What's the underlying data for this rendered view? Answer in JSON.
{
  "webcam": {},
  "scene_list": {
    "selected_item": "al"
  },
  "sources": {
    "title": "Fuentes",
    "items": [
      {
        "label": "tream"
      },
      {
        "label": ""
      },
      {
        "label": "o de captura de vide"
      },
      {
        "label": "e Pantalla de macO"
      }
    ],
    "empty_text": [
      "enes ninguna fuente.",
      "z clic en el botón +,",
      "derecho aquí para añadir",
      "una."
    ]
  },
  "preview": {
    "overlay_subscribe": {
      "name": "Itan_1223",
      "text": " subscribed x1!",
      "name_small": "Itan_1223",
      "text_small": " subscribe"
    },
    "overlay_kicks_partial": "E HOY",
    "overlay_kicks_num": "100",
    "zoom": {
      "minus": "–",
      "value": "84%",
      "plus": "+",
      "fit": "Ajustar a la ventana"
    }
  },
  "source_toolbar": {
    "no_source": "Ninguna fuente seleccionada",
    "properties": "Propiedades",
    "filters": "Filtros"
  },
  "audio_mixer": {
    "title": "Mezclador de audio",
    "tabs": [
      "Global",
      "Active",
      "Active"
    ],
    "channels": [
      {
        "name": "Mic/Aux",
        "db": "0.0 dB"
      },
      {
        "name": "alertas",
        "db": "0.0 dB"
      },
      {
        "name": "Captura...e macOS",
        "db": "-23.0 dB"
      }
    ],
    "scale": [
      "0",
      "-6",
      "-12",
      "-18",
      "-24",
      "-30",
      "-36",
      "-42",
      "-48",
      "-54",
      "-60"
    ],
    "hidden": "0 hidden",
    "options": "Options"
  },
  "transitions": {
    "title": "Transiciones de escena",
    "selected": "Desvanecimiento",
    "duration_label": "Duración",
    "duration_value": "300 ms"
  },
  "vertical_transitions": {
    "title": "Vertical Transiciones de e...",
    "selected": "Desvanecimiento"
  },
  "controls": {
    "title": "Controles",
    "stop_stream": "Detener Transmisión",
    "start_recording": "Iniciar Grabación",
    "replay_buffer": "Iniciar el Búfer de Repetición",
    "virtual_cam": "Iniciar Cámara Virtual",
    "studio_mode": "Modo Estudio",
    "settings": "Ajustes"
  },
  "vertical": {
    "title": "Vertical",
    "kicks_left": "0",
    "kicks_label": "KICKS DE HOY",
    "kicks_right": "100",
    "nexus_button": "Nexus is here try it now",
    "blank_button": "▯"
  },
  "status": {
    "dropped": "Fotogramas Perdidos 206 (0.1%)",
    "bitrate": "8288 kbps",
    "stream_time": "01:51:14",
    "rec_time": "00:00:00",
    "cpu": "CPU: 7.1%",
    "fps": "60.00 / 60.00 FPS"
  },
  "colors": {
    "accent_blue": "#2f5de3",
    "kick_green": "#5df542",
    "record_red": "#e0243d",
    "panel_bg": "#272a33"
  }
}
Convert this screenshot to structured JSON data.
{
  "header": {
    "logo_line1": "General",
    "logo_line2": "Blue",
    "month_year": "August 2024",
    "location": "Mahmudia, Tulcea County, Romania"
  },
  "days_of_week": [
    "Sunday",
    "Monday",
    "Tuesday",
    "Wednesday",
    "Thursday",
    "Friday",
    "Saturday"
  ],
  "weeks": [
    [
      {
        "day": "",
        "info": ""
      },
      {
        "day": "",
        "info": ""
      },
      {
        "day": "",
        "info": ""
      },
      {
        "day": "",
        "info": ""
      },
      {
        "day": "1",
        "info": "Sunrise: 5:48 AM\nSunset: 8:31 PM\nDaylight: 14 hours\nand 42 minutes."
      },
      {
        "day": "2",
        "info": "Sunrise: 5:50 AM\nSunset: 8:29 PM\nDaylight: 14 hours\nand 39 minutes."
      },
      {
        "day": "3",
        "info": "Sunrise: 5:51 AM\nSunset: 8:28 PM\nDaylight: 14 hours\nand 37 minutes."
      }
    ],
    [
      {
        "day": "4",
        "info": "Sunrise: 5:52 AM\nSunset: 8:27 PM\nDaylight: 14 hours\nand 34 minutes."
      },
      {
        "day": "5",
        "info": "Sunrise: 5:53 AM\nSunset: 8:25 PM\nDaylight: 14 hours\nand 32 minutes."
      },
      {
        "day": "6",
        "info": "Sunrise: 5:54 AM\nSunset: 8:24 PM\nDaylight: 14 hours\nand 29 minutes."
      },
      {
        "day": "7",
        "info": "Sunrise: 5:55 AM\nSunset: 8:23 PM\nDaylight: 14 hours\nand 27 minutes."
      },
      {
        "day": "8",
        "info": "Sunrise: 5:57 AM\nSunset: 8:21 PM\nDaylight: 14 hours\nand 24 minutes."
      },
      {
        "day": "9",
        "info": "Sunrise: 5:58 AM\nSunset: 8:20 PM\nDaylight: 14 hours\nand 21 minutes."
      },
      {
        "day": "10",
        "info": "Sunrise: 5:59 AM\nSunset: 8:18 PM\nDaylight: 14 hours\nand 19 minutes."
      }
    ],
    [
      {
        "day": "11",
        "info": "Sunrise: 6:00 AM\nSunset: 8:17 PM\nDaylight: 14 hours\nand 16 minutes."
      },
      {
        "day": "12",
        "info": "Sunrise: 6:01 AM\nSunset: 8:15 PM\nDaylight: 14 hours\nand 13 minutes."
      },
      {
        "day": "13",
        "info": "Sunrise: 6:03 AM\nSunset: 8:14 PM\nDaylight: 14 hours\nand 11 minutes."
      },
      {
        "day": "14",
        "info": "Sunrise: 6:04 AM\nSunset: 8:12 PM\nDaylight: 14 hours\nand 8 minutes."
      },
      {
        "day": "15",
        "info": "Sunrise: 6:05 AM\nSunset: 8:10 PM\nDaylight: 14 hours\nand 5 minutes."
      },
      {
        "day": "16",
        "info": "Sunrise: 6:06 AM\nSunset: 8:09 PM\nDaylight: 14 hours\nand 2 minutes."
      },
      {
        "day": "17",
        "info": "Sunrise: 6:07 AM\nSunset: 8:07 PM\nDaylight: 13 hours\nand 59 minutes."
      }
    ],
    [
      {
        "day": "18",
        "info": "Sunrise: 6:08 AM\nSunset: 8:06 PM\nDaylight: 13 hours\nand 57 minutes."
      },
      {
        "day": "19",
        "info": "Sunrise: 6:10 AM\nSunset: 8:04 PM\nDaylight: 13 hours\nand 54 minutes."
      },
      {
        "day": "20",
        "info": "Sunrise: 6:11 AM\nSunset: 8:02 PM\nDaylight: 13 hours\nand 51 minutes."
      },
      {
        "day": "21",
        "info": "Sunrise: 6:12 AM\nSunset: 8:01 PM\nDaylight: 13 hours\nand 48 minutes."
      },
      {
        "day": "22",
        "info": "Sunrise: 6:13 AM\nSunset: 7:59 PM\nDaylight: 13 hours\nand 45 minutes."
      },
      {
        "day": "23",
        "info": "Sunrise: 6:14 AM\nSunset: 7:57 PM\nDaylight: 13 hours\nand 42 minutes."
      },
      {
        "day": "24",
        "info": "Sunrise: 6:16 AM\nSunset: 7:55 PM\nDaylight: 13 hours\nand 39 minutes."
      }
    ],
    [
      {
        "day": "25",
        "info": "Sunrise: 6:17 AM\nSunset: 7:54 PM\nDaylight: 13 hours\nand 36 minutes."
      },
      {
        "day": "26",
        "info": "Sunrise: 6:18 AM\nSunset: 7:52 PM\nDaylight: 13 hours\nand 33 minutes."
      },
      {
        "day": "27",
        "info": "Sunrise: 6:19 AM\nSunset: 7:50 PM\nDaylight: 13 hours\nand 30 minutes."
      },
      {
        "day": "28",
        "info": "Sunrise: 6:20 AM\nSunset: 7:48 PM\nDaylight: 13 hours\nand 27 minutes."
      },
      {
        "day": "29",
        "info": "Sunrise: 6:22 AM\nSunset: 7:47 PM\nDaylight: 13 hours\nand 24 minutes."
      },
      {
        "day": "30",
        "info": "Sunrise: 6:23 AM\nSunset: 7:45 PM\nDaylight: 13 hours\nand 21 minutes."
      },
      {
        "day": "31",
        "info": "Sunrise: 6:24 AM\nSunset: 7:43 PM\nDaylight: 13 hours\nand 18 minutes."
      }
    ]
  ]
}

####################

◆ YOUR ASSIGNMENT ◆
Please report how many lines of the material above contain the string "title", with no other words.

◆ SOLVED EXERCISE ◆
6